**Dataset excerpts:**
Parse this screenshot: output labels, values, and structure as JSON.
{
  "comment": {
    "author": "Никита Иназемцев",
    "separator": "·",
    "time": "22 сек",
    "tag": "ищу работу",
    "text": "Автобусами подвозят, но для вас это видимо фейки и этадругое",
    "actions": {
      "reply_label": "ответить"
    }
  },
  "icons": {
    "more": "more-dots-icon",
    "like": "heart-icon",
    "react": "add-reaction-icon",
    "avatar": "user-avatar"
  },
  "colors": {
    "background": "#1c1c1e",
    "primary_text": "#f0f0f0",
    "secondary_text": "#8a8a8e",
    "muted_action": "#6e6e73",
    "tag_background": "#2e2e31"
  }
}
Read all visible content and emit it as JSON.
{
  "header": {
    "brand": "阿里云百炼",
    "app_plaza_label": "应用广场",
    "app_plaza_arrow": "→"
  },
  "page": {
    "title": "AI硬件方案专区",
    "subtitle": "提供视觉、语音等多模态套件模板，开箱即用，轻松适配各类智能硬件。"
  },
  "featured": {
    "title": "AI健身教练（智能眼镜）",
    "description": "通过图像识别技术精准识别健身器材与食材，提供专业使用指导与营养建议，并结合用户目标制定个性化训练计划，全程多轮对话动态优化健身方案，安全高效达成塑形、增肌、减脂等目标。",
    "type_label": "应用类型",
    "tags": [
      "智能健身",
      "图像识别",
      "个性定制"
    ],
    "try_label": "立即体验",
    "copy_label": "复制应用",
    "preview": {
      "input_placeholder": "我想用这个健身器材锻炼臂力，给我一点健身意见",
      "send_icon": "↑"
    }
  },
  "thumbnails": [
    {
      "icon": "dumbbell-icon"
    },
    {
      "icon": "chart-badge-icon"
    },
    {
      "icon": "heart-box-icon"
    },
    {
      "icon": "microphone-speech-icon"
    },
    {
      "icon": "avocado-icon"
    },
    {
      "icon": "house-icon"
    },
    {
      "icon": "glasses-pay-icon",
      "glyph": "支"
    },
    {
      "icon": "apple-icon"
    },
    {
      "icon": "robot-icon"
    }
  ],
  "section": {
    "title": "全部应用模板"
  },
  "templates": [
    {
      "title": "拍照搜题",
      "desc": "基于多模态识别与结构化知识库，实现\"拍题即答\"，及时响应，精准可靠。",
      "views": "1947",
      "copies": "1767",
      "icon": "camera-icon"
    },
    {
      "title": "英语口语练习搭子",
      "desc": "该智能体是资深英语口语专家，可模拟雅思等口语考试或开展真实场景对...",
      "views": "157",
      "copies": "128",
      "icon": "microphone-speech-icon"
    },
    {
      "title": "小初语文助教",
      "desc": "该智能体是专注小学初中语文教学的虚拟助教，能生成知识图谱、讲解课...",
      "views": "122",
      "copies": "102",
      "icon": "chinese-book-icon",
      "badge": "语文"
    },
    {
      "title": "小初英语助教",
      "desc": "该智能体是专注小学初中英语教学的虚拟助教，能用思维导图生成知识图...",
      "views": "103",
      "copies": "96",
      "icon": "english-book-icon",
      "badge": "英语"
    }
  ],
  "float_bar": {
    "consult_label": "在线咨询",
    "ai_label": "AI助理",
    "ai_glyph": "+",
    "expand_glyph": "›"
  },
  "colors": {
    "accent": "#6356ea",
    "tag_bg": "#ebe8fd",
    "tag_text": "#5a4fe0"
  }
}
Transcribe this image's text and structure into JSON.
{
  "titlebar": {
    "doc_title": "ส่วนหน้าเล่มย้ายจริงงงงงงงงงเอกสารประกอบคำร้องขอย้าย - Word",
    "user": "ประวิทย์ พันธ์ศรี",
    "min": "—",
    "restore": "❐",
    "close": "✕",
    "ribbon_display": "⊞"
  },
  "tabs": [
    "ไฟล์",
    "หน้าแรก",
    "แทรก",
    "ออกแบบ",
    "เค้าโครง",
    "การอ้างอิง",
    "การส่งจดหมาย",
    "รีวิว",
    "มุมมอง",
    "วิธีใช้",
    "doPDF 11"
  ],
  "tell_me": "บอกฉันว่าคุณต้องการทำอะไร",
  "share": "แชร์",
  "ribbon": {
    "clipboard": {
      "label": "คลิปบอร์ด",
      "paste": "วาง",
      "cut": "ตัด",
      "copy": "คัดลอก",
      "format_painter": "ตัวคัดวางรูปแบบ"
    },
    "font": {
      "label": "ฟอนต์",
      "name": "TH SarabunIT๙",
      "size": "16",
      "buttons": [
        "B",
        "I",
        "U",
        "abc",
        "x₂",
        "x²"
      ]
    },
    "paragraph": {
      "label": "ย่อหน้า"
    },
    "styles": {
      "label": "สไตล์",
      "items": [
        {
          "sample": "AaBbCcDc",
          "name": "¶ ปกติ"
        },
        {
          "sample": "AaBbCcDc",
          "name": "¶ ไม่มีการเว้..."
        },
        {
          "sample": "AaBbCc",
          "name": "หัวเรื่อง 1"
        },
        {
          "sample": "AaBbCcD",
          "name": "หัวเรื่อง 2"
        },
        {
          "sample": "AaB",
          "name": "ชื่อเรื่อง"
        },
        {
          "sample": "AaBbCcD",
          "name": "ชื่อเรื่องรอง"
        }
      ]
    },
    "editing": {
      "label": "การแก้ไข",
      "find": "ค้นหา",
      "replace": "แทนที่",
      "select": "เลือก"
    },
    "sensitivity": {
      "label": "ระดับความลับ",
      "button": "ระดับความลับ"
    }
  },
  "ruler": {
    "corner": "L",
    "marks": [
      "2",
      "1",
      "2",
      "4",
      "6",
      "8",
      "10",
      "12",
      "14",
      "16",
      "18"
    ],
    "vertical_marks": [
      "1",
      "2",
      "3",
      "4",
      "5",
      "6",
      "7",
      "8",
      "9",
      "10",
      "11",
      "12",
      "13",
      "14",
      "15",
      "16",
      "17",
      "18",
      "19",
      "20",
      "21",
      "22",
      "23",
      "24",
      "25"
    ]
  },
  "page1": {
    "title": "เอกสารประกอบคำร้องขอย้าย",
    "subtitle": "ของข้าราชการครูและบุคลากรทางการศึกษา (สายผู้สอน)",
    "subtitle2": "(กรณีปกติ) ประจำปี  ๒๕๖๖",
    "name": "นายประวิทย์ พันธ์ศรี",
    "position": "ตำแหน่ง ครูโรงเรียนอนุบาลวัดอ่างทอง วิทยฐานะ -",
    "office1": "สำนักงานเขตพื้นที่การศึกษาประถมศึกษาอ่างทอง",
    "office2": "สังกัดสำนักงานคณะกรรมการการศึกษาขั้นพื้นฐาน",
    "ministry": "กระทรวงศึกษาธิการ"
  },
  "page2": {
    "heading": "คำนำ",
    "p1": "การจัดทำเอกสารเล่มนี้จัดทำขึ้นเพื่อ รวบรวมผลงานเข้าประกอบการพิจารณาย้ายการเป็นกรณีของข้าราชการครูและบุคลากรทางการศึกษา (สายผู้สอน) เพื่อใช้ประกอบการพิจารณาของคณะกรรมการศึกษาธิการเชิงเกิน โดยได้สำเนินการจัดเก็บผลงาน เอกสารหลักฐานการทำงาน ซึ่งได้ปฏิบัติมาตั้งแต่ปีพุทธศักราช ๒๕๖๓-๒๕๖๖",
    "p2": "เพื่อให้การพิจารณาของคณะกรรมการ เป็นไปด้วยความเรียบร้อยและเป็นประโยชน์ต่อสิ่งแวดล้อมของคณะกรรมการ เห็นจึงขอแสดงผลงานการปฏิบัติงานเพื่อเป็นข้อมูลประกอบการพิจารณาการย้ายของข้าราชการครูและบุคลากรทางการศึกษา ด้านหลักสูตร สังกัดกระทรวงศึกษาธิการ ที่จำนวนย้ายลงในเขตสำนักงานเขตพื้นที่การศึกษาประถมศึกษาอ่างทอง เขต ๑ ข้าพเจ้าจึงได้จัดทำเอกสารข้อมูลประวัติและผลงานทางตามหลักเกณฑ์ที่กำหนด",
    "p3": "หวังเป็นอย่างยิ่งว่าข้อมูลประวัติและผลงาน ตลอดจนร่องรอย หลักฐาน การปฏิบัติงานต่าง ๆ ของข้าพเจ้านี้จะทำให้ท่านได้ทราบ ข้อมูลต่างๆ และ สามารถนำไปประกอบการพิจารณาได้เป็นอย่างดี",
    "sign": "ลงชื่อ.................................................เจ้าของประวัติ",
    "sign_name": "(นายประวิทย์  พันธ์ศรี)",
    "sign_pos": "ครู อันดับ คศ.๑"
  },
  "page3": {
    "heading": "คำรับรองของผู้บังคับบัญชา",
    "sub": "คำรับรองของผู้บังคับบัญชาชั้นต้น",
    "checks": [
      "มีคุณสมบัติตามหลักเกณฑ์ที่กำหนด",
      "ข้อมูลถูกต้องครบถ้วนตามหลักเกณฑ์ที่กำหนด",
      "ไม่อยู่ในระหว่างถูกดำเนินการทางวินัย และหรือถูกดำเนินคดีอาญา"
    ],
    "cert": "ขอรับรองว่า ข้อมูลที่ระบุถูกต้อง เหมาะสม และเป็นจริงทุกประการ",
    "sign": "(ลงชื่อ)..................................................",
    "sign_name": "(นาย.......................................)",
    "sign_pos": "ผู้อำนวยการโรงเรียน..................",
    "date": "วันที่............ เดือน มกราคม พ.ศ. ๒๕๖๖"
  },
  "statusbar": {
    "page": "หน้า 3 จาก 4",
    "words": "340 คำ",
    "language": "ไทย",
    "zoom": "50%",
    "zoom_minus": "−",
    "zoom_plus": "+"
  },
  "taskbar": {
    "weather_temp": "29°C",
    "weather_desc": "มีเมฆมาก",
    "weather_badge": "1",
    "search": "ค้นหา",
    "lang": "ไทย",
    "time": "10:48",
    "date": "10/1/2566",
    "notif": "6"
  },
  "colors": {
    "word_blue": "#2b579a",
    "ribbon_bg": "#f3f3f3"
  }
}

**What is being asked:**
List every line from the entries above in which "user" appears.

**Response area:**
    "avatar": "user-avatar"
    "user": "ประวิทย์ พันธ์ศรี",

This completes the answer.